From Mediwikis

Cannulae can be placed to infuse fluids, medication, or take venous blood samples.

Wash your hands

Introduce yourself to the patient, explain purpose of cannula and gain consent.


  1. Correct gauge cannula- blue is too small to give fluids or meds rapidly. Pink is fine for most patients, green or larger if they are likely to need fluids faster.
  2. Cleaning device
  3. Tourniquet
  4. Tape & Plaster


  1. Secure Tourniquet, Identify Vein, Release Tourniquet
  2. Clean injection area for 30 seconds, leave to dry for 30 seconds
  3. Remove equipment from packaging, remove cap from cannula (place near at hand and DO NOT LOSE)
  4. Tourniquet on again
  5. Say you would wash hands again at this point
  6. Put gloves on
  7. Remove cover from needle
  8. Tether skin with fingers distal to insertion point....best to use your non-dominant thumb. See video
  9. Insert needle until flashback, advance a millimetre or so more, withdraw needle into cannula and advance. Keep the skin tethered throughout using your non-dominant thumb
  10. Tourniquet off and apply pressure with finger immediately proximal to cannula to prevent blood spillage
  11. Retract needle fully, place straight in sharps bin
  12. Place cap on cannula, tape it down to the skin, cover with plaster.

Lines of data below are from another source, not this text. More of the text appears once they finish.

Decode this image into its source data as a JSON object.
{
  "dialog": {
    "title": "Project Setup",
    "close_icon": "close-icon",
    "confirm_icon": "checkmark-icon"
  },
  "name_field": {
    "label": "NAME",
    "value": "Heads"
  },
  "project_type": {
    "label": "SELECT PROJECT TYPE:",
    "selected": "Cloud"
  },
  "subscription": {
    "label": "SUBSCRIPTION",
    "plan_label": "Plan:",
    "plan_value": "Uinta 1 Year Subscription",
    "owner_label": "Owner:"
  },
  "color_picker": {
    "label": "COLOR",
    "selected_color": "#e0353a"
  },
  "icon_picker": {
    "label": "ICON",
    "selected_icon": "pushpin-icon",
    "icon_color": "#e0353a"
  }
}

  • "I would rinse with 10ml Saline, fill out a cannula observations form, and attach any appropriate extensions."

Tips for real life

  1. The lower the vein is below heart level, the bigger and easier it will be
  2. Asking patient to clench fist to increase size of veins is fine for cannula placement, providing you don't want to immediately take a K+ reading from it - it may be falsely elevated
  3. Don't panic! Look all over for veins, from antecubital fossa to the veins on the back of the hand. "Houseman's vein" is often easily cannulated, on the lateral (radial) surface of wrist
  4. Feel as well as touch - self palpate to learn this
  5. Cannulating the back of a patient's dominant hand is annoying...